→ TASK: Keep each line of the material that includes "icon", and leave out the rest.

(SUPPLIED INFORMATION begins)

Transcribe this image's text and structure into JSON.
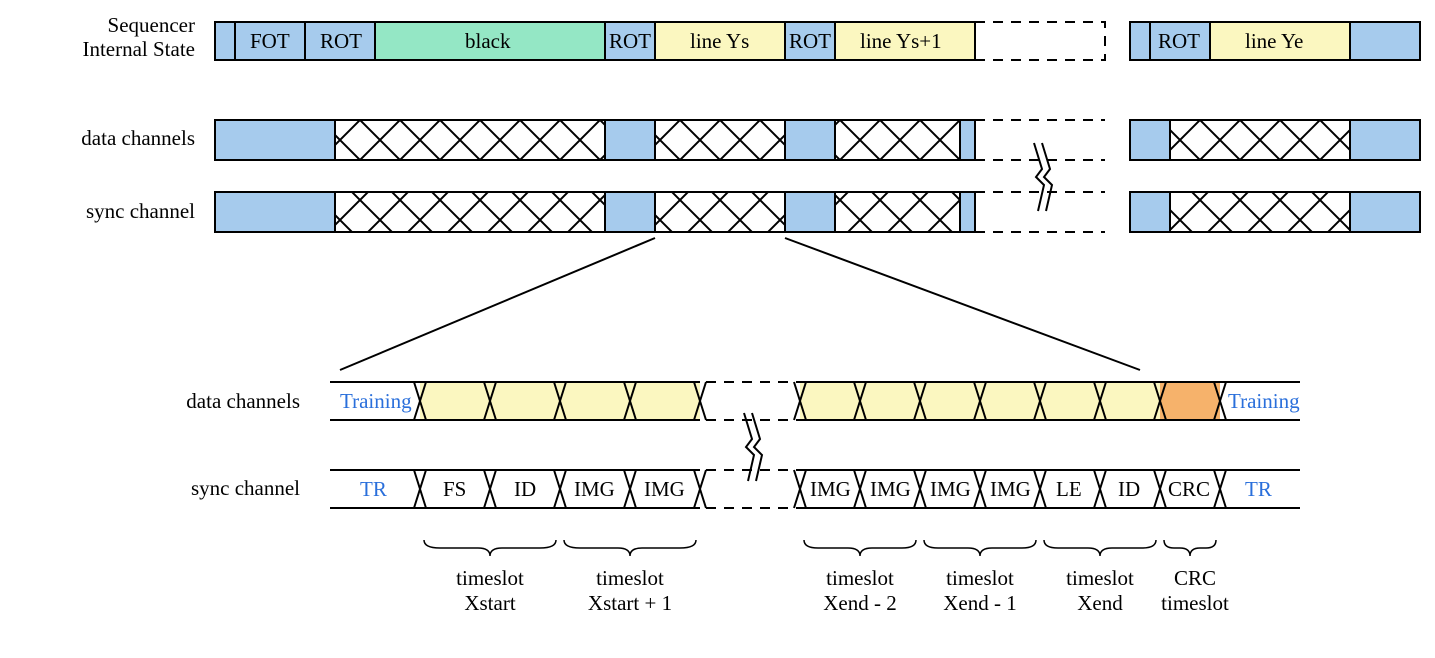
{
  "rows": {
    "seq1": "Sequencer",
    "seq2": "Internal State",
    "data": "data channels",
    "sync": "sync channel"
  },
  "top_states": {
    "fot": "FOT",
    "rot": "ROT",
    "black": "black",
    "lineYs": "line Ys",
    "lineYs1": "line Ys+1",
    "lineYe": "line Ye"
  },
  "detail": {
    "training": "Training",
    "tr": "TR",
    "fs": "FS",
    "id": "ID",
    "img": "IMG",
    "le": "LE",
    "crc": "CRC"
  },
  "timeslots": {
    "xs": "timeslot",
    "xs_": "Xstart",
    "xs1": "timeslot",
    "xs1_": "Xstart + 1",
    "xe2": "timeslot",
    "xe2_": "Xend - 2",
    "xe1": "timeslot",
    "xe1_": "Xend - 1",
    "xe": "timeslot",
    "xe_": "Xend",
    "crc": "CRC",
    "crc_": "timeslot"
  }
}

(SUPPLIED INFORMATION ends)
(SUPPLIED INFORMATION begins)

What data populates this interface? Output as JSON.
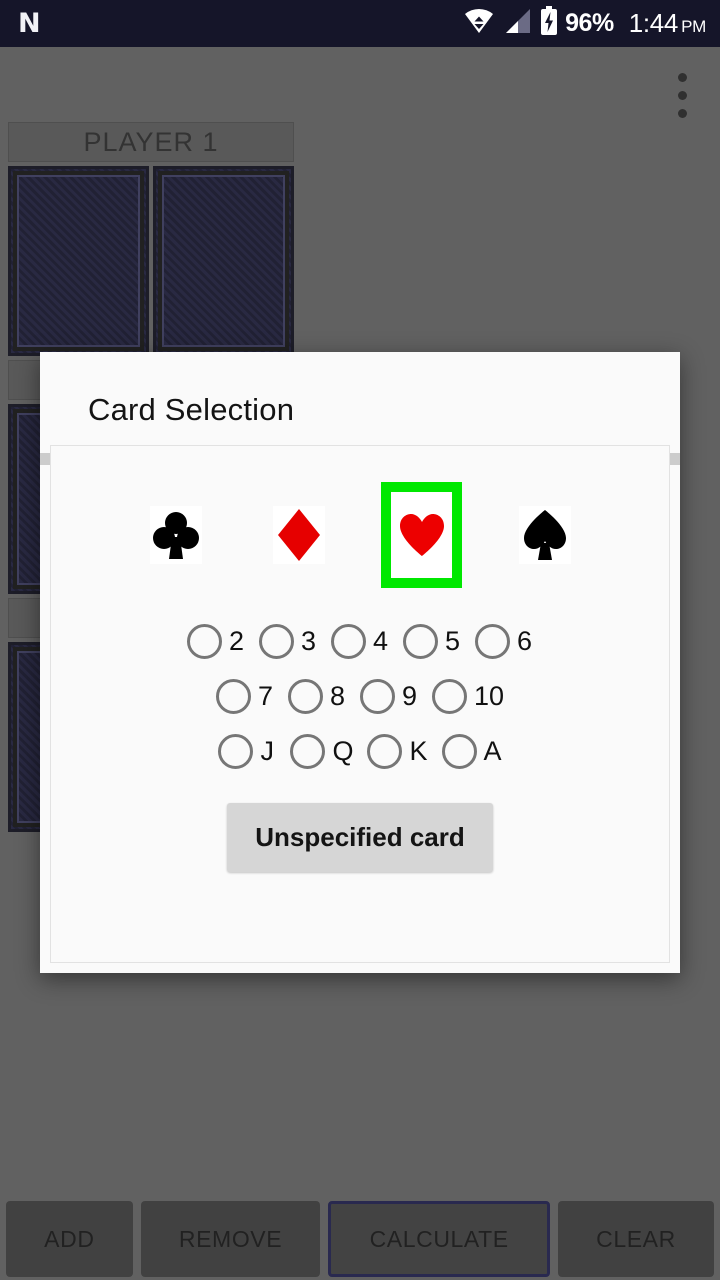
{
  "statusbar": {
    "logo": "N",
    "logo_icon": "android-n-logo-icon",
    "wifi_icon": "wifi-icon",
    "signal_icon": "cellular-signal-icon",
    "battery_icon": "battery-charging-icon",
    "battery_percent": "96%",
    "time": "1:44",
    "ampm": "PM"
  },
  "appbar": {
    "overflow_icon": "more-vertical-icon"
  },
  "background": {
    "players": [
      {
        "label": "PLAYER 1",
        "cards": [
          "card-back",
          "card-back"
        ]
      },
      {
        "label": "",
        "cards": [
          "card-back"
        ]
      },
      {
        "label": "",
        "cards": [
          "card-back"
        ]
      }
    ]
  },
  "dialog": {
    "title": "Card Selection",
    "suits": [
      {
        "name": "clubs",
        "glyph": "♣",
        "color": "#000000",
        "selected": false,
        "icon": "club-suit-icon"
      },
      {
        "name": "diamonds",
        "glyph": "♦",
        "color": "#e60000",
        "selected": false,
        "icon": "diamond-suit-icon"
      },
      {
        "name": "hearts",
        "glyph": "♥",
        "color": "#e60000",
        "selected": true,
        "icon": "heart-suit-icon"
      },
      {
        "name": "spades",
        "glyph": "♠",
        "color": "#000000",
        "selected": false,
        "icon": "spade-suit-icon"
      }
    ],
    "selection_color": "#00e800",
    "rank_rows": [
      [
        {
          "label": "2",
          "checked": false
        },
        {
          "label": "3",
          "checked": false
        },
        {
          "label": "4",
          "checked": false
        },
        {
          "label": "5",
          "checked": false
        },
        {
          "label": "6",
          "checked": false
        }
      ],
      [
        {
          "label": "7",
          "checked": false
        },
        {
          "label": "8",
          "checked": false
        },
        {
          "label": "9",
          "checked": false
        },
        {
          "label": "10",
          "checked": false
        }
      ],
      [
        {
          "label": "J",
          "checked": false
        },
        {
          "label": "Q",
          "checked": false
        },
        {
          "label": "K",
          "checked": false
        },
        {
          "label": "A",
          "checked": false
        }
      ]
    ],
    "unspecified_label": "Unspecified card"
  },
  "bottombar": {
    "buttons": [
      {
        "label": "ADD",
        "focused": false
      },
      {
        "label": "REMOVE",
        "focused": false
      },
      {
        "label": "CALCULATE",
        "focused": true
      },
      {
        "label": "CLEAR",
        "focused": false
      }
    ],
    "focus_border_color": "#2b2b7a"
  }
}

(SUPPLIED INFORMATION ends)
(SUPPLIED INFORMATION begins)

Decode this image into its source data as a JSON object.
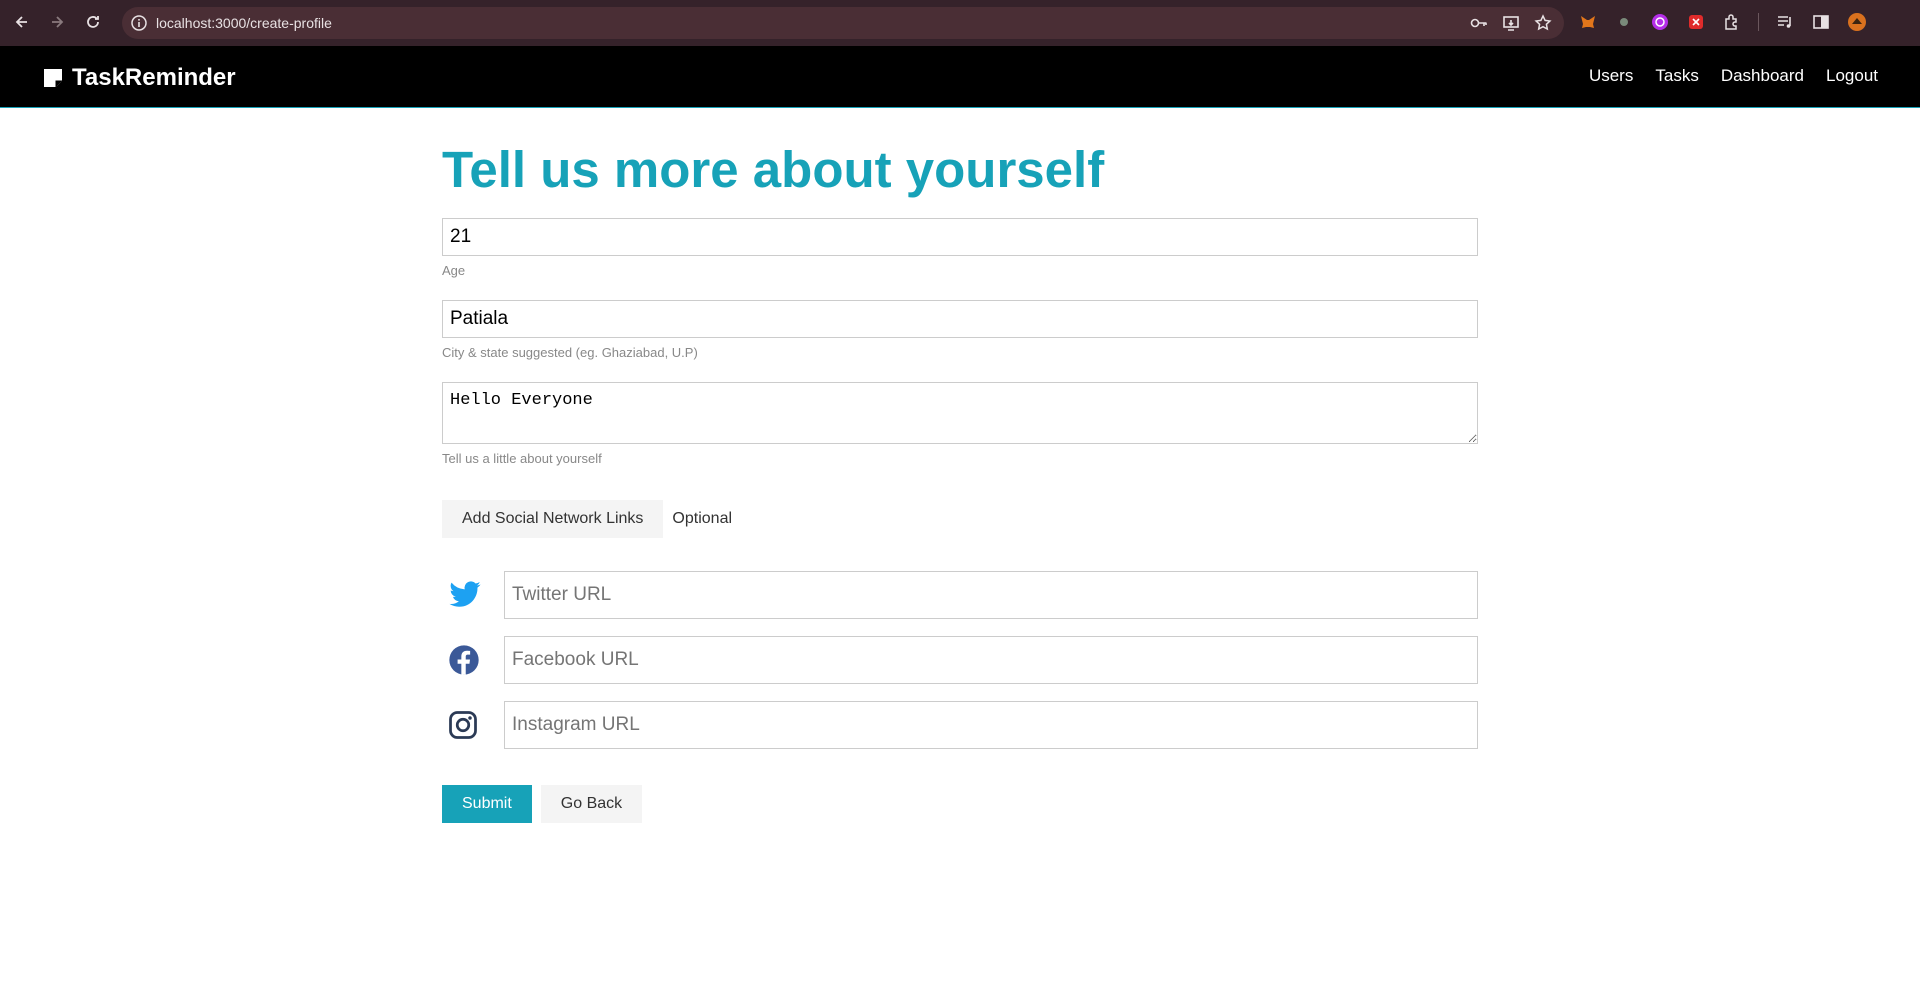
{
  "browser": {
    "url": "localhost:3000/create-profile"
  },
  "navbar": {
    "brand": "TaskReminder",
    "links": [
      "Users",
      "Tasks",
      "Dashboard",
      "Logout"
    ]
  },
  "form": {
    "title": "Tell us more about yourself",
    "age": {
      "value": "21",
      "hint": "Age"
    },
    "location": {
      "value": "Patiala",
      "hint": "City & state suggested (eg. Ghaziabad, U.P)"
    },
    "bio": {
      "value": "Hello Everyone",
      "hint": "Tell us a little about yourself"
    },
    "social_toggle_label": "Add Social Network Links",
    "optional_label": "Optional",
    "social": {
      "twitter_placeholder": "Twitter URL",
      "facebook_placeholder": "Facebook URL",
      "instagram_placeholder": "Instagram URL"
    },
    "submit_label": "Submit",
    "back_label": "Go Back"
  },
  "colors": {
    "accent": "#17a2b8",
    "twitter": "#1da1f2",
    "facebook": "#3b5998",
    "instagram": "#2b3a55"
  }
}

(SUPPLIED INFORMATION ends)

→ FINISHED TASK:
    "logo_icon": "android-n-logo-icon",
    "wifi_icon": "wifi-icon",
    "signal_icon": "cellular-signal-icon",
    "battery_icon": "battery-charging-icon",
    "overflow_icon": "more-vertical-icon"
        "icon": "club-suit-icon"
        "icon": "diamond-suit-icon"
        "icon": "heart-suit-icon"
        "icon": "spade-suit-icon"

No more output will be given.